The project calls for building half of the functional programme above ground, the other half underground. Instead of building an underground programmatic plate, we propose a negative urban space, a small piece of underground city, carved and modulated on the urban warp characteristic of Sicilian cities, from Palermo to Avola, but built from top to bottom.
Place Palermo, Italy
Program Administration offices, Housing, Schools, Archives, Library, Exhibition, Auditorium, Retail and Restaurant, Sport, Multimodal Hub
Client Regione Sicilia
Budget 270mio €
Lead Architect, Coordination XDGA (Xaveer De Geyter Architects)
Xaveer De Geyter, Federico Pedrini, Doug Allard, Elena Caruso, Anne-Sophie Rouillere, Catherine Cornu, Johan Cool, Menelik Jobert, Nathalie Devoghelaere, Philip Niekamp
Landscape XDGA – Federico Pedrini, Doug Allard, Elena Caruso, Nathalie Devoghelaere, Anne-Sophie Rouillere, Johan Cool
Structures MJW Massimo Majowiecki, Giovanni Berti, Davide Carreri
MEP + Local Architects Mate Engineering, Tommaso Cesaro, Michela Pucciarello,
Traffic and Mobility TRT, Fabio Torta, Tito Stefanelli
Sustainability (subconsultant) Transsolar, Nadir Abdessemed, Clara Bondi
The excavation corresponds to about four floors. These inverted buildings are then separated and organised on an orthogonal grid oriented NW SE, all gathered around a large tree-lined public space, square in shape and placed in the centre.
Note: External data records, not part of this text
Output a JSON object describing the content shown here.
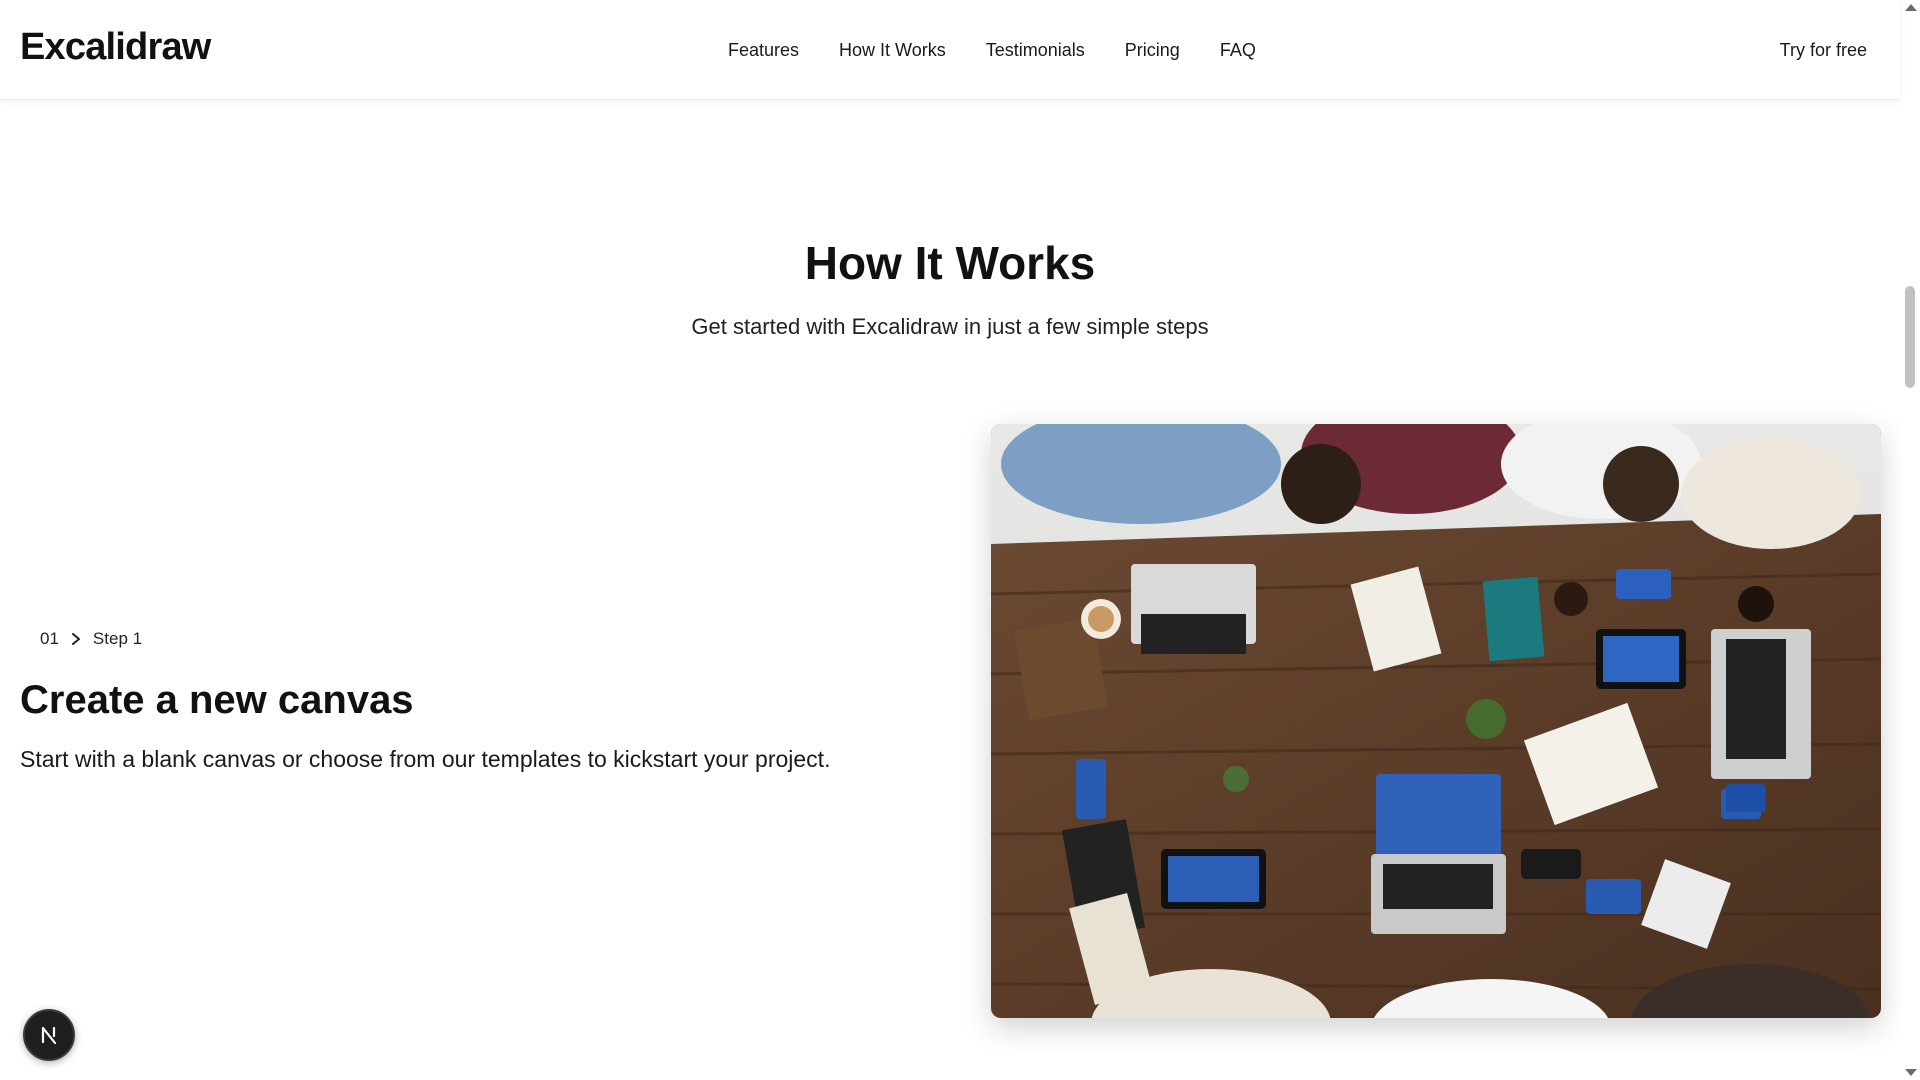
{
  "header": {
    "logo": "Excalidraw",
    "nav": [
      "Features",
      "How It Works",
      "Testimonials",
      "Pricing",
      "FAQ"
    ],
    "cta": "Try for free"
  },
  "section": {
    "title": "How It Works",
    "subtitle": "Get started with Excalidraw in just a few simple steps"
  },
  "step": {
    "number": "01",
    "label": "Step 1",
    "title": "Create a new canvas",
    "description": "Start with a blank canvas or choose from our templates to kickstart your project.",
    "image_alt": "Team collaborating around a wooden table with laptops and tablets"
  },
  "badge": {
    "letter": "N",
    "icon": "nextjs-icon"
  },
  "colors": {
    "text": "#111111",
    "badge_bg": "#1f1f1f",
    "scroll_thumb": "#c1c1c1"
  }
}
The large garden square, an oasis of eighty-one metres on each side, acts as a point of convergence of all flows: the connection to the nearby railway station arrives here and the main entrances to the various functions, including the office reception, face here.
On the north side of the square stands the large volume that will house the new regional administrative headquarters, a forty-two-storey parallelepiped with a base of eighty-one metres by thirty-two and fifty-five metres high.
The volume is served by four central distribution cores that also function as bracing pillars. The result is a slender shape, elongated from east to west, which optimises solar exposure.
This crystalline monolith is interrupted by a large void at mid-height, which divides it into two sections to accommodate a raised belvedere terrace. Structurally, the upper part is suspended from the central cores.
The parallelepiped is thus broken down into a stereoscopic image which gives the building four distinct characters depending on the cardinal point of observation.
To the south a double skin composed of ten 8.1m wide vertical bands, every second of which is a veranda. The other facades are triple-glazed curtainwalls to maximise indirect daylight. To the north the bands are horizontal, one transparent and one in opaque enamelled glass. To the east and west the glazing has cladding.
The underground plinth has a sober appearance. The buildings consist of thick walls made of raw earth obtained by reusing excavated material produced on site.
Its thermal mass has a positive effect on the local microclimate and has the capacity to absorb and release moisture to improve interior comfort.
The green spaces are grouped into three landscapes. In addition to the series of verandas, terraces and winter gardens located at various heights in the complex, there is a large roof terrace directly accessible from the street, a series of patios grouped around a large central tree-lined patio and a large Belvedere terrace in the centre of the tower. The network of underground streets leads to the central Grand Patio, a large public open space, a garden square, characterised by the monumental foliage of domestic pines.
The Mediterranean Terrace at ground level is a large, verdant public plaza, contrasting with the large hypogeum garden for its sparser, typically Mediterranean vegetation.
Approximately halfway up the volume of the tower, at the fifteenth floor, is a triple-height panoramic terrace. This elevated garden houses a small cafeteria and drinks kiosk. A public lift, with controlled access, offers a panoramic view of the Conca d’Oro.